* _PROVIDED DATA_:
════════════════
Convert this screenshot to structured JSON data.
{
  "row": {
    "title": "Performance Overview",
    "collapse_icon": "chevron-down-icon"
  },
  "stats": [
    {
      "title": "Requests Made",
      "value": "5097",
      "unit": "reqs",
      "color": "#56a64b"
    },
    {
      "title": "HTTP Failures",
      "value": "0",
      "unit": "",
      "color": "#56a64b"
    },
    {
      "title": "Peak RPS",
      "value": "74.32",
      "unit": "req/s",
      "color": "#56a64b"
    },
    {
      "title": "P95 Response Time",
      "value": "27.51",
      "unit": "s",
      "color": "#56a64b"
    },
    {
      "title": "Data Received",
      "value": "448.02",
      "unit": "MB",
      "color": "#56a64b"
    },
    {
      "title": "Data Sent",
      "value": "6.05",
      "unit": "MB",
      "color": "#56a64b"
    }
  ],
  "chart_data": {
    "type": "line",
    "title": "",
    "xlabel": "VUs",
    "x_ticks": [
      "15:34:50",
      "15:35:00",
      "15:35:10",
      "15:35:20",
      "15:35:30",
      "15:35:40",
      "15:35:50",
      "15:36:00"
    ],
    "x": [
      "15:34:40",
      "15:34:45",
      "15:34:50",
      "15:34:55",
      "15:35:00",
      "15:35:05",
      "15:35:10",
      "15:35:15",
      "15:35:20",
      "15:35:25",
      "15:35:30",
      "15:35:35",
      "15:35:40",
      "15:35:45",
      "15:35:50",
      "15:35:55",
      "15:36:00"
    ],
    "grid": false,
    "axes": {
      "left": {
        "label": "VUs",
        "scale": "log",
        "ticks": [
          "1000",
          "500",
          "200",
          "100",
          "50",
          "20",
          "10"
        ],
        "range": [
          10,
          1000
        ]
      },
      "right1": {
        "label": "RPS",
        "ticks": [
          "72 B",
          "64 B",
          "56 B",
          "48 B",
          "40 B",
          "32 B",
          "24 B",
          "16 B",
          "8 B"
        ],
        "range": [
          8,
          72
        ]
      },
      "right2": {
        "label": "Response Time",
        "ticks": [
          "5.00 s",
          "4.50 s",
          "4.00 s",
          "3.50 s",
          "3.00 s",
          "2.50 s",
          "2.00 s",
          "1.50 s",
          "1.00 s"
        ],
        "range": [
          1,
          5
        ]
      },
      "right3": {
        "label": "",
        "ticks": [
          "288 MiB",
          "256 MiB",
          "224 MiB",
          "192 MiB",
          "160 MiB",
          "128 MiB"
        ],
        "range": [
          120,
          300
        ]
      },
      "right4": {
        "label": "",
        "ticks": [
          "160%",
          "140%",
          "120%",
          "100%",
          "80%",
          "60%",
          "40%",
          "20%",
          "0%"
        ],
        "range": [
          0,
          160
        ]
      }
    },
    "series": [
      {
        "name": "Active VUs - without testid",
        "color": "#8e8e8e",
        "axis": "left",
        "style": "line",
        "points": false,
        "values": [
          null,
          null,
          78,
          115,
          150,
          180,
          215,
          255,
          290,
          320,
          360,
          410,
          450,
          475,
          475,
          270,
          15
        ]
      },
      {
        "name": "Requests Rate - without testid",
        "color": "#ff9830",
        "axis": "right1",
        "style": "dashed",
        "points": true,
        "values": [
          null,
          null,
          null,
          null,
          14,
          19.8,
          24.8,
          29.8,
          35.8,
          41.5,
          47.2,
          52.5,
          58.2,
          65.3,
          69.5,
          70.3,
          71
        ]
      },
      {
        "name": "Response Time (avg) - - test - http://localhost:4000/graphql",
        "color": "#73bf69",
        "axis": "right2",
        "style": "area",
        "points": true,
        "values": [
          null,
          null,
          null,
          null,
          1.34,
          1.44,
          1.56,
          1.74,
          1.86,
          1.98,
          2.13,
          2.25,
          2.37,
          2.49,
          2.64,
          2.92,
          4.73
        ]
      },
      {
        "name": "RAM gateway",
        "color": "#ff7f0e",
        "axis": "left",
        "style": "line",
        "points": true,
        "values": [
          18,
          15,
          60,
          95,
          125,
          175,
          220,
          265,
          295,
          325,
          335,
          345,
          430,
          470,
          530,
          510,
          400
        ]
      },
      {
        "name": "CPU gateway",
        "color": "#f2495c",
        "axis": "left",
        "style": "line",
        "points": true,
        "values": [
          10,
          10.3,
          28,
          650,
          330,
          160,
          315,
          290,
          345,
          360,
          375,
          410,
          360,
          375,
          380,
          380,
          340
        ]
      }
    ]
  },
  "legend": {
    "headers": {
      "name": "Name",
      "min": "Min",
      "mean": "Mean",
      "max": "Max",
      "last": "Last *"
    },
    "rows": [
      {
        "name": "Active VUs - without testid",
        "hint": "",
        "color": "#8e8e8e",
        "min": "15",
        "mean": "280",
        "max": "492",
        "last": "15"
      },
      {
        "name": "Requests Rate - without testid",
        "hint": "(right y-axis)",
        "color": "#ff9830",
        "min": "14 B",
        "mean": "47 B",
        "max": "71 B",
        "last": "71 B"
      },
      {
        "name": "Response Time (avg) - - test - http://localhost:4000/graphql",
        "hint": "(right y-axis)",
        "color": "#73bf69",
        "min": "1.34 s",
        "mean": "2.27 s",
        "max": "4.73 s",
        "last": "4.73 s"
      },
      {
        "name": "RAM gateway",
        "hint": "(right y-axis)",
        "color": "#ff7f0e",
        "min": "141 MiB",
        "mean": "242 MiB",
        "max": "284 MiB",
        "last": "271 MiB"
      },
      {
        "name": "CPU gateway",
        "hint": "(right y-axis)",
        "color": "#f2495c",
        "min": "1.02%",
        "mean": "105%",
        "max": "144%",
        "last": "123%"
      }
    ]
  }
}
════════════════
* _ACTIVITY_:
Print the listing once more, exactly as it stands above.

* _YOUR RESPONSE_:
Convert this screenshot to structured JSON data.
{
  "row": {
    "title": "Performance Overview",
    "collapse_icon": "chevron-down-icon"
  },
  "stats": [
    {
      "title": "Requests Made",
      "value": "5097",
      "unit": "reqs",
      "color": "#56a64b"
    },
    {
      "title": "HTTP Failures",
      "value": "0",
      "unit": "",
      "color": "#56a64b"
    },
    {
      "title": "Peak RPS",
      "value": "74.32",
      "unit": "req/s",
      "color": "#56a64b"
    },
    {
      "title": "P95 Response Time",
      "value": "27.51",
      "unit": "s",
      "color": "#56a64b"
    },
    {
      "title": "Data Received",
      "value": "448.02",
      "unit": "MB",
      "color": "#56a64b"
    },
    {
      "title": "Data Sent",
      "value": "6.05",
      "unit": "MB",
      "color": "#56a64b"
    }
  ],
  "chart_data": {
    "type": "line",
    "title": "",
    "xlabel": "VUs",
    "x_ticks": [
      "15:34:50",
      "15:35:00",
      "15:35:10",
      "15:35:20",
      "15:35:30",
      "15:35:40",
      "15:35:50",
      "15:36:00"
    ],
    "x": [
      "15:34:40",
      "15:34:45",
      "15:34:50",
      "15:34:55",
      "15:35:00",
      "15:35:05",
      "15:35:10",
      "15:35:15",
      "15:35:20",
      "15:35:25",
      "15:35:30",
      "15:35:35",
      "15:35:40",
      "15:35:45",
      "15:35:50",
      "15:35:55",
      "15:36:00"
    ],
    "grid": false,
    "axes": {
      "left": {
        "label": "VUs",
        "scale": "log",
        "ticks": [
          "1000",
          "500",
          "200",
          "100",
          "50",
          "20",
          "10"
        ],
        "range": [
          10,
          1000
        ]
      },
      "right1": {
        "label": "RPS",
        "ticks": [
          "72 B",
          "64 B",
          "56 B",
          "48 B",
          "40 B",
          "32 B",
          "24 B",
          "16 B",
          "8 B"
        ],
        "range": [
          8,
          72
        ]
      },
      "right2": {
        "label": "Response Time",
        "ticks": [
          "5.00 s",
          "4.50 s",
          "4.00 s",
          "3.50 s",
          "3.00 s",
          "2.50 s",
          "2.00 s",
          "1.50 s",
          "1.00 s"
        ],
        "range": [
          1,
          5
        ]
      },
      "right3": {
        "label": "",
        "ticks": [
          "288 MiB",
          "256 MiB",
          "224 MiB",
          "192 MiB",
          "160 MiB",
          "128 MiB"
        ],
        "range": [
          120,
          300
        ]
      },
      "right4": {
        "label": "",
        "ticks": [
          "160%",
          "140%",
          "120%",
          "100%",
          "80%",
          "60%",
          "40%",
          "20%",
          "0%"
        ],
        "range": [
          0,
          160
        ]
      }
    },
    "series": [
      {
        "name": "Active VUs - without testid",
        "color": "#8e8e8e",
        "axis": "left",
        "style": "line",
        "points": false,
        "values": [
          null,
          null,
          78,
          115,
          150,
          180,
          215,
          255,
          290,
          320,
          360,
          410,
          450,
          475,
          475,
          270,
          15
        ]
      },
      {
        "name": "Requests Rate - without testid",
        "color": "#ff9830",
        "axis": "right1",
        "style": "dashed",
        "points": true,
        "values": [
          null,
          null,
          null,
          null,
          14,
          19.8,
          24.8,
          29.8,
          35.8,
          41.5,
          47.2,
          52.5,
          58.2,
          65.3,
          69.5,
          70.3,
          71
        ]
      },
      {
        "name": "Response Time (avg) - - test - http://localhost:4000/graphql",
        "color": "#73bf69",
        "axis": "right2",
        "style": "area",
        "points": true,
        "values": [
          null,
          null,
          null,
          null,
          1.34,
          1.44,
          1.56,
          1.74,
          1.86,
          1.98,
          2.13,
          2.25,
          2.37,
          2.49,
          2.64,
          2.92,
          4.73
        ]
      },
      {
        "name": "RAM gateway",
        "color": "#ff7f0e",
        "axis": "left",
        "style": "line",
        "points": true,
        "values": [
          18,
          15,
          60,
          95,
          125,
          175,
          220,
          265,
          295,
          325,
          335,
          345,
          430,
          470,
          530,
          510,
          400
        ]
      },
      {
        "name": "CPU gateway",
        "color": "#f2495c",
        "axis": "left",
        "style": "line",
        "points": true,
        "values": [
          10,
          10.3,
          28,
          650,
          330,
          160,
          315,
          290,
          345,
          360,
          375,
          410,
          360,
          375,
          380,
          380,
          340
        ]
      }
    ]
  },
  "legend": {
    "headers": {
      "name": "Name",
      "min": "Min",
      "mean": "Mean",
      "max": "Max",
      "last": "Last *"
    },
    "rows": [
      {
        "name": "Active VUs - without testid",
        "hint": "",
        "color": "#8e8e8e",
        "min": "15",
        "mean": "280",
        "max": "492",
        "last": "15"
      },
      {
        "name": "Requests Rate - without testid",
        "hint": "(right y-axis)",
        "color": "#ff9830",
        "min": "14 B",
        "mean": "47 B",
        "max": "71 B",
        "last": "71 B"
      },
      {
        "name": "Response Time (avg) - - test - http://localhost:4000/graphql",
        "hint": "(right y-axis)",
        "color": "#73bf69",
        "min": "1.34 s",
        "mean": "2.27 s",
        "max": "4.73 s",
        "last": "4.73 s"
      },
      {
        "name": "RAM gateway",
        "hint": "(right y-axis)",
        "color": "#ff7f0e",
        "min": "141 MiB",
        "mean": "242 MiB",
        "max": "284 MiB",
        "last": "271 MiB"
      },
      {
        "name": "CPU gateway",
        "hint": "(right y-axis)",
        "color": "#f2495c",
        "min": "1.02%",
        "mean": "105%",
        "max": "144%",
        "last": "123%"
      }
    ]
  }
}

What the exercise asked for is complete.